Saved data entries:
╭──
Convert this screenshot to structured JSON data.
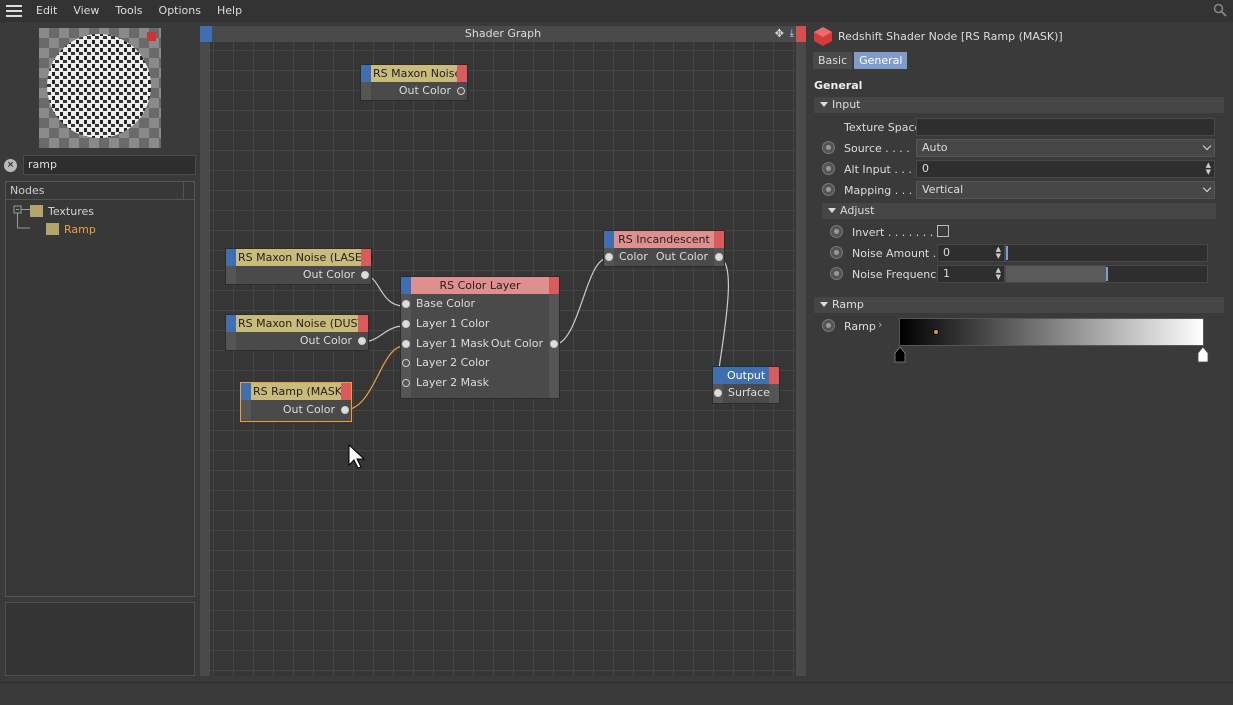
{
  "menu": {
    "items": [
      "Edit",
      "View",
      "Tools",
      "Options",
      "Help"
    ]
  },
  "left": {
    "search_value": "ramp",
    "nodes_header": "Nodes",
    "tree": [
      {
        "label": "Textures",
        "level": 0,
        "highlight": false
      },
      {
        "label": "Ramp",
        "level": 1,
        "highlight": true
      }
    ]
  },
  "graph": {
    "title": "Shader Graph",
    "nodes": {
      "maxon_noise": {
        "title": "RS Maxon Noise",
        "out": "Out Color"
      },
      "maxon_laser": {
        "title": "RS Maxon Noise (LASER)",
        "out": "Out Color"
      },
      "maxon_dust": {
        "title": "RS Maxon Noise (DUST)",
        "out": "Out Color"
      },
      "ramp_mask": {
        "title": "RS Ramp (MASK)",
        "out": "Out Color"
      },
      "color_layer": {
        "title": "RS Color Layer",
        "inputs": [
          "Base Color",
          "Layer 1 Color",
          "Layer 1 Mask",
          "Layer 2 Color",
          "Layer 2 Mask"
        ],
        "out": "Out Color"
      },
      "incandescent": {
        "title": "RS Incandescent",
        "in": "Color",
        "out": "Out Color"
      },
      "output": {
        "title": "Output",
        "in": "Surface"
      }
    }
  },
  "inspector": {
    "title": "Redshift Shader Node [RS Ramp (MASK)]",
    "tabs": [
      "Basic",
      "General"
    ],
    "active_tab": "General",
    "section": "General",
    "input_group": "Input",
    "texture_space_label": "Texture Space",
    "source_label": "Source . . . .",
    "source_value": "Auto",
    "alt_input_label": "Alt Input . . .",
    "alt_input_value": "0",
    "mapping_label": "Mapping . . .",
    "mapping_value": "Vertical",
    "adjust_group": "Adjust",
    "invert_label": "Invert . . . . . . .",
    "noise_amount_label": "Noise Amount .",
    "noise_amount_value": "0",
    "noise_frequency_label": "Noise Frequency",
    "noise_frequency_value": "1",
    "ramp_group": "Ramp",
    "ramp_label": "Ramp"
  },
  "colors": {
    "accent": "#7f9ccb",
    "node_red": "#d95b5b",
    "node_blue": "#3f6fb0",
    "selected": "#f0a030"
  }
}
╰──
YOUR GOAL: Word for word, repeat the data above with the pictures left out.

EXERCISE ANSWER:
Convert this screenshot to structured JSON data.
{
  "menu": {
    "items": [
      "Edit",
      "View",
      "Tools",
      "Options",
      "Help"
    ]
  },
  "left": {
    "search_value": "ramp",
    "nodes_header": "Nodes",
    "tree": [
      {
        "label": "Textures",
        "level": 0,
        "highlight": false
      },
      {
        "label": "Ramp",
        "level": 1,
        "highlight": true
      }
    ]
  },
  "graph": {
    "title": "Shader Graph",
    "nodes": {
      "maxon_noise": {
        "title": "RS Maxon Noise",
        "out": "Out Color"
      },
      "maxon_laser": {
        "title": "RS Maxon Noise (LASER)",
        "out": "Out Color"
      },
      "maxon_dust": {
        "title": "RS Maxon Noise (DUST)",
        "out": "Out Color"
      },
      "ramp_mask": {
        "title": "RS Ramp (MASK)",
        "out": "Out Color"
      },
      "color_layer": {
        "title": "RS Color Layer",
        "inputs": [
          "Base Color",
          "Layer 1 Color",
          "Layer 1 Mask",
          "Layer 2 Color",
          "Layer 2 Mask"
        ],
        "out": "Out Color"
      },
      "incandescent": {
        "title": "RS Incandescent",
        "in": "Color",
        "out": "Out Color"
      },
      "output": {
        "title": "Output",
        "in": "Surface"
      }
    }
  },
  "inspector": {
    "title": "Redshift Shader Node [RS Ramp (MASK)]",
    "tabs": [
      "Basic",
      "General"
    ],
    "active_tab": "General",
    "section": "General",
    "input_group": "Input",
    "texture_space_label": "Texture Space",
    "source_label": "Source . . . .",
    "source_value": "Auto",
    "alt_input_label": "Alt Input . . .",
    "alt_input_value": "0",
    "mapping_label": "Mapping . . .",
    "mapping_value": "Vertical",
    "adjust_group": "Adjust",
    "invert_label": "Invert . . . . . . .",
    "noise_amount_label": "Noise Amount .",
    "noise_amount_value": "0",
    "noise_frequency_label": "Noise Frequency",
    "noise_frequency_value": "1",
    "ramp_group": "Ramp",
    "ramp_label": "Ramp"
  },
  "colors": {
    "accent": "#7f9ccb",
    "node_red": "#d95b5b",
    "node_blue": "#3f6fb0",
    "selected": "#f0a030"
  }
}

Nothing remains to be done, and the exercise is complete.